START Stored data
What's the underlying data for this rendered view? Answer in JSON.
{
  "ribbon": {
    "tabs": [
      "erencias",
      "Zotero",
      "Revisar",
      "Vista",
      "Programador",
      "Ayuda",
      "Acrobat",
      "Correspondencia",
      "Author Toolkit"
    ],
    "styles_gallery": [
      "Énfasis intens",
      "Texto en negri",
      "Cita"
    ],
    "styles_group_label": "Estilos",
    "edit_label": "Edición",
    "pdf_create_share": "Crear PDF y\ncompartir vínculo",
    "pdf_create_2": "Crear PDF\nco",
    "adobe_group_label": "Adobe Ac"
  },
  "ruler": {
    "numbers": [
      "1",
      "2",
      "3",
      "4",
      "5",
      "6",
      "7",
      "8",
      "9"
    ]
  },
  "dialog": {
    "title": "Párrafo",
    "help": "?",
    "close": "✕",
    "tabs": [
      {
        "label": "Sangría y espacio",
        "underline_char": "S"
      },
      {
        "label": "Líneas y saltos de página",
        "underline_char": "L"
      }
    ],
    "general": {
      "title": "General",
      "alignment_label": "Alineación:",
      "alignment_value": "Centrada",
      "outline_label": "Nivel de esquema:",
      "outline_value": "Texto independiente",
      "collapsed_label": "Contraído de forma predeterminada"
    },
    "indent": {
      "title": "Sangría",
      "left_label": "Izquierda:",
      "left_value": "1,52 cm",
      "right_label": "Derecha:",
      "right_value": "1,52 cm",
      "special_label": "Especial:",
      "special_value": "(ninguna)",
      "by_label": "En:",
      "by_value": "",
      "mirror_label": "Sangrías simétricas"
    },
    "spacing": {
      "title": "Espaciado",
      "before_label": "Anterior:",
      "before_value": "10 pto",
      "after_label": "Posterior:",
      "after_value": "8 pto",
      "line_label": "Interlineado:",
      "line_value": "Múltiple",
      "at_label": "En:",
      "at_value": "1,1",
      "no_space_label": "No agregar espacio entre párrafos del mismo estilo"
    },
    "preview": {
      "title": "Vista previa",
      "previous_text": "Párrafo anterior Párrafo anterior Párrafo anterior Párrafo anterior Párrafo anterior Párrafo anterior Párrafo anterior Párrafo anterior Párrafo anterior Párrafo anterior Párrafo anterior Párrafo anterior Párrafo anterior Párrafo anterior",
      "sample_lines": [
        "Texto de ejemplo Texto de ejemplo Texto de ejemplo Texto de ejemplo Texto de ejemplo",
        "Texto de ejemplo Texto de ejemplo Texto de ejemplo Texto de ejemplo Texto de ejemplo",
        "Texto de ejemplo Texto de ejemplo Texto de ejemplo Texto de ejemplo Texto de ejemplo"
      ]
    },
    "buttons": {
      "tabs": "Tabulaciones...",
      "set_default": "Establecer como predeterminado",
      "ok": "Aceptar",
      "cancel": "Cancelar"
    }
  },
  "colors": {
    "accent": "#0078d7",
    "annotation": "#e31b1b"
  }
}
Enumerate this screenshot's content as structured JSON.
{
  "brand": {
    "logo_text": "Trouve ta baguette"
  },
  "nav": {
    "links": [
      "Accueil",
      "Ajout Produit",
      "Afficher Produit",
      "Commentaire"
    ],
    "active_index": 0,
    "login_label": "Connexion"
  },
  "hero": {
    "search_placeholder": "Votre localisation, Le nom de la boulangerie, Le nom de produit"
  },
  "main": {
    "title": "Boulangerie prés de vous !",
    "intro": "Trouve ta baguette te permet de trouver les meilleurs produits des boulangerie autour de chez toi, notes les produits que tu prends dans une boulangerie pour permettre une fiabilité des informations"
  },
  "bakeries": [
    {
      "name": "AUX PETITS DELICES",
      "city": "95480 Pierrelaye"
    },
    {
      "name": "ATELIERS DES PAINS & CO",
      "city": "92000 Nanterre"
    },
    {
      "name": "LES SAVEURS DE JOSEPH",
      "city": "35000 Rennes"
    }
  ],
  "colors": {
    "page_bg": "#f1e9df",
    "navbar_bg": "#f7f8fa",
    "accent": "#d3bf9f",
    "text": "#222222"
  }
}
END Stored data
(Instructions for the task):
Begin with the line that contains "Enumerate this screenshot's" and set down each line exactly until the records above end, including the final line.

(Your solution):
Enumerate this screenshot's content as structured JSON.
{
  "brand": {
    "logo_text": "Trouve ta baguette"
  },
  "nav": {
    "links": [
      "Accueil",
      "Ajout Produit",
      "Afficher Produit",
      "Commentaire"
    ],
    "active_index": 0,
    "login_label": "Connexion"
  },
  "hero": {
    "search_placeholder": "Votre localisation, Le nom de la boulangerie, Le nom de produit"
  },
  "main": {
    "title": "Boulangerie prés de vous !",
    "intro": "Trouve ta baguette te permet de trouver les meilleurs produits des boulangerie autour de chez toi, notes les produits que tu prends dans une boulangerie pour permettre une fiabilité des informations"
  },
  "bakeries": [
    {
      "name": "AUX PETITS DELICES",
      "city": "95480 Pierrelaye"
    },
    {
      "name": "ATELIERS DES PAINS & CO",
      "city": "92000 Nanterre"
    },
    {
      "name": "LES SAVEURS DE JOSEPH",
      "city": "35000 Rennes"
    }
  ],
  "colors": {
    "page_bg": "#f1e9df",
    "navbar_bg": "#f7f8fa",
    "accent": "#d3bf9f",
    "text": "#222222"
  }
}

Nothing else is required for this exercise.